**Exercise**
Find every line below with the word "Windows" in it, and copy each one.

Stored items from a collection:
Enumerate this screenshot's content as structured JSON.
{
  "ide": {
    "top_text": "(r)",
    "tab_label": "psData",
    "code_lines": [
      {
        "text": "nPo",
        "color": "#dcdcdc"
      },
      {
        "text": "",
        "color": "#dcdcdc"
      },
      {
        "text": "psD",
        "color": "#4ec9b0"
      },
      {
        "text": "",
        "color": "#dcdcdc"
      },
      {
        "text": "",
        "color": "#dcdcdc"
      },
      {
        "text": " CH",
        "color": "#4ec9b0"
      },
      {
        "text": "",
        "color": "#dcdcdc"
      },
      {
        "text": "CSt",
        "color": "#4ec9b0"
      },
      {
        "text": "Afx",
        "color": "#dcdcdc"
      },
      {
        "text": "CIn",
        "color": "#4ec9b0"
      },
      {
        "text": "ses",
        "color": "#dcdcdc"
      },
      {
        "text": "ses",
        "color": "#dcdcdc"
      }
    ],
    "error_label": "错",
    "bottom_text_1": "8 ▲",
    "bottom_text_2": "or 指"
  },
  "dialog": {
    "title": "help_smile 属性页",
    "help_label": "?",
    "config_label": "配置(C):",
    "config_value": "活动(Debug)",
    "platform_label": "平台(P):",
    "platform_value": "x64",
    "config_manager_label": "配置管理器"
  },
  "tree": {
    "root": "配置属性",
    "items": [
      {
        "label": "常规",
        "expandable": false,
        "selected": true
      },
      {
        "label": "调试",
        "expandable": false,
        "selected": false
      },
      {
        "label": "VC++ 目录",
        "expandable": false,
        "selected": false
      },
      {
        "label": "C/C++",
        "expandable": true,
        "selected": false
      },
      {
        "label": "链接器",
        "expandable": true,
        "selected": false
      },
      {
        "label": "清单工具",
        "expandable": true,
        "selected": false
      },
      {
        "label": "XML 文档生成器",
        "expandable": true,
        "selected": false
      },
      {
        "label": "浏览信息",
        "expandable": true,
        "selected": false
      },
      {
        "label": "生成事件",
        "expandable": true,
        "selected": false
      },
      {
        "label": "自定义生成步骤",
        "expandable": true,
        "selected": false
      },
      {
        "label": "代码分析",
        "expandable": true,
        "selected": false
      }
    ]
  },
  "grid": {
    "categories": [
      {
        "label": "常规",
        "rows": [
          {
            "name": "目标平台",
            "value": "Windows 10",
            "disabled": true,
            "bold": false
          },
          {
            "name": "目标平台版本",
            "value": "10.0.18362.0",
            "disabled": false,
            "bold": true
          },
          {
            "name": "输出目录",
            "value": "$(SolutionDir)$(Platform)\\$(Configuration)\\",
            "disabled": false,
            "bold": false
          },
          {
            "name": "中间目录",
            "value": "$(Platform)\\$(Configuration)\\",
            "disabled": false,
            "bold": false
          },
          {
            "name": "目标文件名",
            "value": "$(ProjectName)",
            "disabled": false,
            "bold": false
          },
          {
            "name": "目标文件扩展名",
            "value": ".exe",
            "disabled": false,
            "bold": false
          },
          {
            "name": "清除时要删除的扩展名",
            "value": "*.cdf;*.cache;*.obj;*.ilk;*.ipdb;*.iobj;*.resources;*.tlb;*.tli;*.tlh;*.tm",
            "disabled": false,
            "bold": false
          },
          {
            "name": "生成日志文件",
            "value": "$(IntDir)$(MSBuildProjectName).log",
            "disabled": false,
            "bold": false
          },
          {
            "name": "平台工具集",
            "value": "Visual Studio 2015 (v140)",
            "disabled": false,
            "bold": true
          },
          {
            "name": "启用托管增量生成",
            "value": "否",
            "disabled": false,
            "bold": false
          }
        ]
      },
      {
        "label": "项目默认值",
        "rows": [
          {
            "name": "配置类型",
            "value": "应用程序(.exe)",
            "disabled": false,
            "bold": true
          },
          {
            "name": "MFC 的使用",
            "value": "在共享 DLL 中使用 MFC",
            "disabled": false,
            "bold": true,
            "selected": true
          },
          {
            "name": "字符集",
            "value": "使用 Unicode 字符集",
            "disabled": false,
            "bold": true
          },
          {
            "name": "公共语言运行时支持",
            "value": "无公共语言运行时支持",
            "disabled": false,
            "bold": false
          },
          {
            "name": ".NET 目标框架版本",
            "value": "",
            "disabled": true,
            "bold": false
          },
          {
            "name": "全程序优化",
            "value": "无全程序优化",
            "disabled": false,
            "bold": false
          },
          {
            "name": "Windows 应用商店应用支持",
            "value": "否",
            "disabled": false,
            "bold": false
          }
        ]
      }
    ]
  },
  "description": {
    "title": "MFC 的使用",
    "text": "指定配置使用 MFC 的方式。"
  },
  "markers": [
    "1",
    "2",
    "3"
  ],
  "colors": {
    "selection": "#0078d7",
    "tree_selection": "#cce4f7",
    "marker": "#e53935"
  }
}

**Result**
            "value": "Windows 10",
            "name": "Windows 应用商店应用支持",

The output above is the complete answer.